FOX will air a handful of its Saturday games in prime time this year, and if it works they move the whole shebang into prime time next year, USA Today reports (Stop gawking at Erin Andrews and scroll down to the second story).
If they do that, they’re thinking about doing more renationalized games as opposed to the maybe two or three games they divy up across the country now. The thinking: prime time means better ratings and going more regional draws in more metropolitan areas, also leading to better ratings.
This may all work for FOX and might be better than the current day game setup, but I’m struggling to see how a national game of the week — even if its chopped up into a few regions — really accomplishes in this day and age.
Baseball is far more local a thing than the other sports, and unlike 15 or 20 years ago, nearly every baseball team is covered by a RSN of some kind that broadcasts virtually all of its games to its local area. Baseball obsessives like me, on the other hand, have the option of getting MLB.tv or Extra Innings to watch virtually every single game there is. There doesn’t seem to be a lot of unmet demand for baseball broadcasts.
What does the national broadcast add? Especially in light of baseball’s blackout rules. If Fox moves into the evening on a regular basis and the current rules stay in effect, there will be fewer games available to fans in the aggregate, and that rubs me the wrong way. It’d be less of a problem if fans could — as they do during ESPN’s weeknight broadcasts — switch between the national game and the local game at their leisure, but I doubt that’s in the cards with respect to the FOX games.

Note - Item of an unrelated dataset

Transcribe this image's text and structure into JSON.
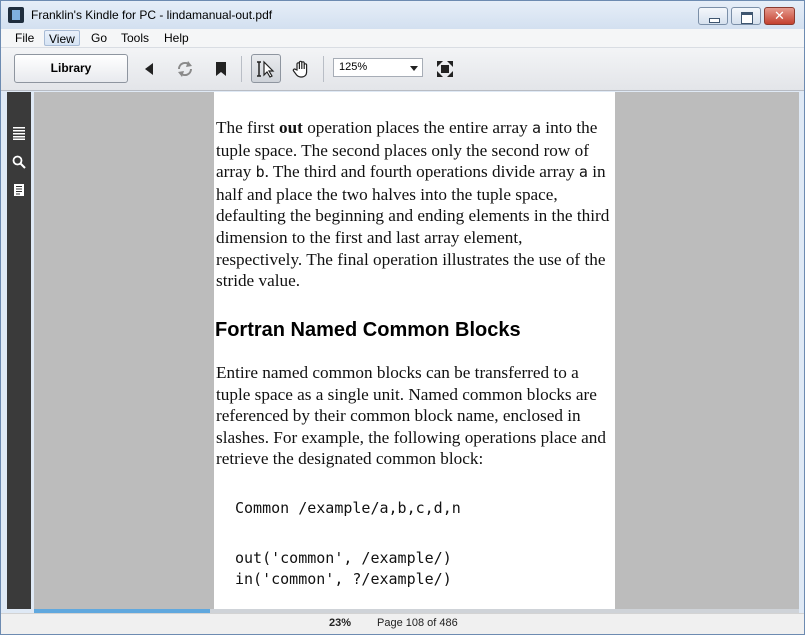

I’ll admit, I’m a simple caveman and the ways of broadcasting frighten and confuse me, so I might just be missing something critical here. It strikes me, however, that national broadcasts during the regular season are an anachronism. The casual fans have all of their home team’s games. The nuts have all 15 games a night. All of these games are being broadcast by knowledgeable and, for the most part, competent local crews. Why do I need Buck and McCarver and those guys in my living room once a week?
Angels’ right-hander Garrett Richards has been moved to the 60-day disabled list, according to a team announcement on Saturday. Richards was originally placed on the 10-day disabled list in early April after sustaining a right biceps cramp during his first start of the season. No timetable has been given for his return to the mound, though Pedro Moura of the Los Angeles Times speculates that his return date could be pushed back to June.
While the Angels report that Richards is making some progress in his recovery, he’s still experiencing some “irritation of the cutaneous nerve,” which could be preventing him from working back up to full strength. The veteran righty already missed 154 days of the 2016 season after suffering a UCL injury, and opted for biometrics surgery to repair the ligament rather than undergoing a more intensive Tommy John procedure.
This is Richards’ seventh season with the Angels. He last pitched a full, healthy season in 2015, delivering a 3.65 ERA, 3.3 BB/9 and 7.6 SO/9 over 207 1/3 innings. He’s currently one of eight Angels pitchers serving time on the disabled list, including left-hander Andrew Heaney and right-handers Cam Bedrosian, Andrew Bailey, Vicente Campos, Huston Street, Mike Morin and Nick Tropeano.
When it comes to home run trots, Adam Rosales is still the guy to beat. The Athletics’ shortstop led off the first inning of Saturday’s matinee against the Mariners with a solo shot to center field, and made it all the way around the bases in record time — 15.9 seconds, to be precise. That’s 0.06 seconds faster than the previous record, which Rosales set himself last September on a 15.96-second run.
In fact, as MLB.com’s Michael Clair points out, Rosales holds eight of the 10 fastest home run trots recorded by Statcast. (The other two, naturally, belong to the Reds’ speedy center fielder Billy Hamilton.) Eight of those 10 trots were recorded in 2016, with Rosales gradually inching his way toward the 15-second mark.
The blast was the first of two home runs for the A’s, who tacked on a couple of runs with Ryon Healy‘s two-RBI homer and capped their 4-3 win over the Mariners with a productive out from Khris Davis in the third inning. It’s the fifth straight victory for the A’s this week.